Einhorn, 43, co-founded Greenlight Capital in 1996. He is the author of “Fooling Some Of The People All Of The Time,” a book detailing his battles with Allied Capital. Considering how all this transpired and the parties involved in the Ponzi scheme, it is an ironic title.
Einhorn grew up a Mets fan and dressed up as Dave Kingman one Halloween.
“Having an opportunity to become part of the Mets franchise is exciting beyond my wildest childhood dreams,” Einhorn said in the release. “ I spent my first seven years living in New Jersey and rooting for the Mets. In 1975, I even dressed in a homemade jersey as a Met for Halloween.
“ I have been a baseball fan for my entire life and have enjoyed teaching the game as the coach of my daughter’s little league team. I look forward to partnering with the Wilpon and Katz families through the good seasons, the tough seasons and especially the championship seasons.”
Assuming the sale goes through, this is far from over for Wilpon, who said the Mets are “bleeding” cash and will lose up to $70 million this season. He’s still facing a $1 billion lawsuit from trustee Irving Picard, a suit that if he loses could force a complete sale of the Mets.
Should that occur, Einhorn will have first opportunity to purchase the majority share.
Reportedly, the Mets will have a payroll between $100 million and $145 million next season, probably closer to the former. Although the Mets will have several significant contracts off the books, GM Sandy Alderson said not to expect any lavish purchases in the free-agent market.
The Mets’ first major financial decision is considering signing Jose Reyes to a contract extension expected to be over $100 million.
In a magazine article, Wilpon criticized Reyes, saying everything (injuries) have happened to him and that the 27-year-old All-Star shortstop is misleading himself if he expects a contract similar to the one Boston gave outfielder Carl Crawford ($142 million).

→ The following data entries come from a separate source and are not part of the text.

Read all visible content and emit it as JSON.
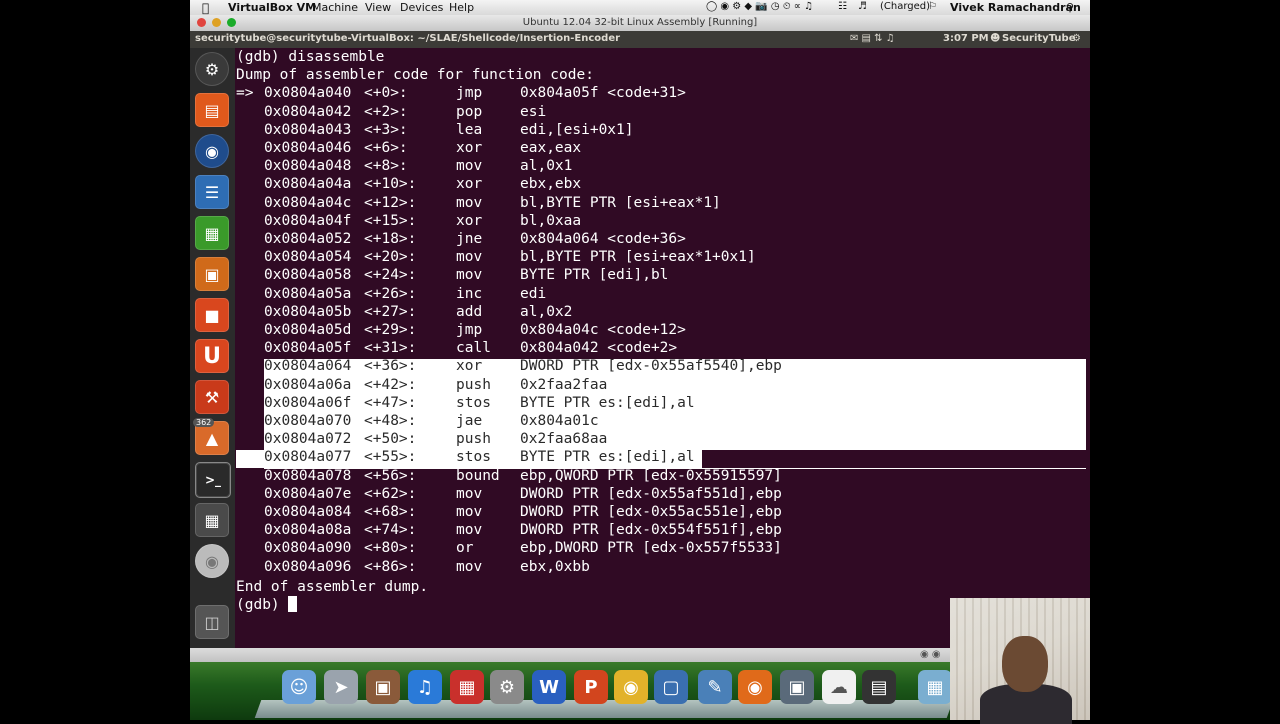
{
  "mac_menu": {
    "app": "VirtualBox VM",
    "items": [
      "Machine",
      "View",
      "Devices",
      "Help"
    ],
    "battery": "(Charged)",
    "user": "Vivek Ramachandran"
  },
  "window": {
    "title": "Ubuntu 12.04 32-bit Linux Assembly [Running]"
  },
  "ubuntu_panel": {
    "title": "securitytube@securitytube-VirtualBox: ~/SLAE/Shellcode/Insertion-Encoder",
    "time": "3:07 PM",
    "user": "SecurityTube"
  },
  "launcher": {
    "badge": "362"
  },
  "terminal": {
    "command_line": "(gdb) disassemble",
    "header": "Dump of assembler code for function code:",
    "instructions": [
      {
        "marker": "=>",
        "addr": "0x0804a040",
        "off": "<+0>:",
        "mn": "jmp",
        "ops": "0x804a05f <code+31>"
      },
      {
        "marker": "",
        "addr": "0x0804a042",
        "off": "<+2>:",
        "mn": "pop",
        "ops": "esi"
      },
      {
        "marker": "",
        "addr": "0x0804a043",
        "off": "<+3>:",
        "mn": "lea",
        "ops": "edi,[esi+0x1]"
      },
      {
        "marker": "",
        "addr": "0x0804a046",
        "off": "<+6>:",
        "mn": "xor",
        "ops": "eax,eax"
      },
      {
        "marker": "",
        "addr": "0x0804a048",
        "off": "<+8>:",
        "mn": "mov",
        "ops": "al,0x1"
      },
      {
        "marker": "",
        "addr": "0x0804a04a",
        "off": "<+10>:",
        "mn": "xor",
        "ops": "ebx,ebx"
      },
      {
        "marker": "",
        "addr": "0x0804a04c",
        "off": "<+12>:",
        "mn": "mov",
        "ops": "bl,BYTE PTR [esi+eax*1]"
      },
      {
        "marker": "",
        "addr": "0x0804a04f",
        "off": "<+15>:",
        "mn": "xor",
        "ops": "bl,0xaa"
      },
      {
        "marker": "",
        "addr": "0x0804a052",
        "off": "<+18>:",
        "mn": "jne",
        "ops": "0x804a064 <code+36>"
      },
      {
        "marker": "",
        "addr": "0x0804a054",
        "off": "<+20>:",
        "mn": "mov",
        "ops": "bl,BYTE PTR [esi+eax*1+0x1]"
      },
      {
        "marker": "",
        "addr": "0x0804a058",
        "off": "<+24>:",
        "mn": "mov",
        "ops": "BYTE PTR [edi],bl"
      },
      {
        "marker": "",
        "addr": "0x0804a05a",
        "off": "<+26>:",
        "mn": "inc",
        "ops": "edi"
      },
      {
        "marker": "",
        "addr": "0x0804a05b",
        "off": "<+27>:",
        "mn": "add",
        "ops": "al,0x2"
      },
      {
        "marker": "",
        "addr": "0x0804a05d",
        "off": "<+29>:",
        "mn": "jmp",
        "ops": "0x804a04c <code+12>"
      },
      {
        "marker": "",
        "addr": "0x0804a05f",
        "off": "<+31>:",
        "mn": "call",
        "ops": "0x804a042 <code+2>"
      },
      {
        "marker": "",
        "addr": "0x0804a064",
        "off": "<+36>:",
        "mn": "xor",
        "ops": "DWORD PTR [edx-0x55af5540],ebp"
      },
      {
        "marker": "",
        "addr": "0x0804a06a",
        "off": "<+42>:",
        "mn": "push",
        "ops": "0x2faa2faa"
      },
      {
        "marker": "",
        "addr": "0x0804a06f",
        "off": "<+47>:",
        "mn": "stos",
        "ops": "BYTE PTR es:[edi],al"
      },
      {
        "marker": "",
        "addr": "0x0804a070",
        "off": "<+48>:",
        "mn": "jae",
        "ops": "0x804a01c"
      },
      {
        "marker": "",
        "addr": "0x0804a072",
        "off": "<+50>:",
        "mn": "push",
        "ops": "0x2faa68aa"
      },
      {
        "marker": "",
        "addr": "0x0804a077",
        "off": "<+55>:",
        "mn": "stos",
        "ops": "BYTE PTR es:[edi],al"
      },
      {
        "marker": "",
        "addr": "0x0804a078",
        "off": "<+56>:",
        "mn": "bound",
        "ops": "ebp,QWORD PTR [edx-0x55915597]"
      },
      {
        "marker": "",
        "addr": "0x0804a07e",
        "off": "<+62>:",
        "mn": "mov",
        "ops": "DWORD PTR [edx-0x55af551d],ebp"
      },
      {
        "marker": "",
        "addr": "0x0804a084",
        "off": "<+68>:",
        "mn": "mov",
        "ops": "DWORD PTR [edx-0x55ac551e],ebp"
      },
      {
        "marker": "",
        "addr": "0x0804a08a",
        "off": "<+74>:",
        "mn": "mov",
        "ops": "DWORD PTR [edx-0x554f551f],ebp"
      },
      {
        "marker": "",
        "addr": "0x0804a090",
        "off": "<+80>:",
        "mn": "or",
        "ops": "ebp,DWORD PTR [edx-0x557f5533]"
      },
      {
        "marker": "",
        "addr": "0x0804a096",
        "off": "<+86>:",
        "mn": "mov",
        "ops": "ebx,0xbb"
      }
    ],
    "footer": "End of assembler dump.",
    "prompt": "(gdb) "
  },
  "colors": {
    "terminal_bg": "#300a24",
    "panel_bg": "#3c3b37",
    "launcher_bg": "#2b2b2b",
    "selection": "#ffffff"
  },
  "dock_icons": [
    "finder-icon",
    "launchpad-icon",
    "photo-booth-icon",
    "itunes-icon",
    "photo-icon",
    "system-preferences-icon",
    "word-icon",
    "powerpoint-icon",
    "chrome-icon",
    "virtualbox-icon",
    "preview-icon",
    "firefox-icon",
    "keynote-icon",
    "sheep-icon",
    "terminal-icon",
    "folder-icon"
  ]
}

The Mets would receive compensatory draft picks should Reyes sign with another team, but must weigh that in what they could get in a trade. The teams linked to Reyes in a possible trade include San Francisco, Boston, St. Louis, Toronto and Washington.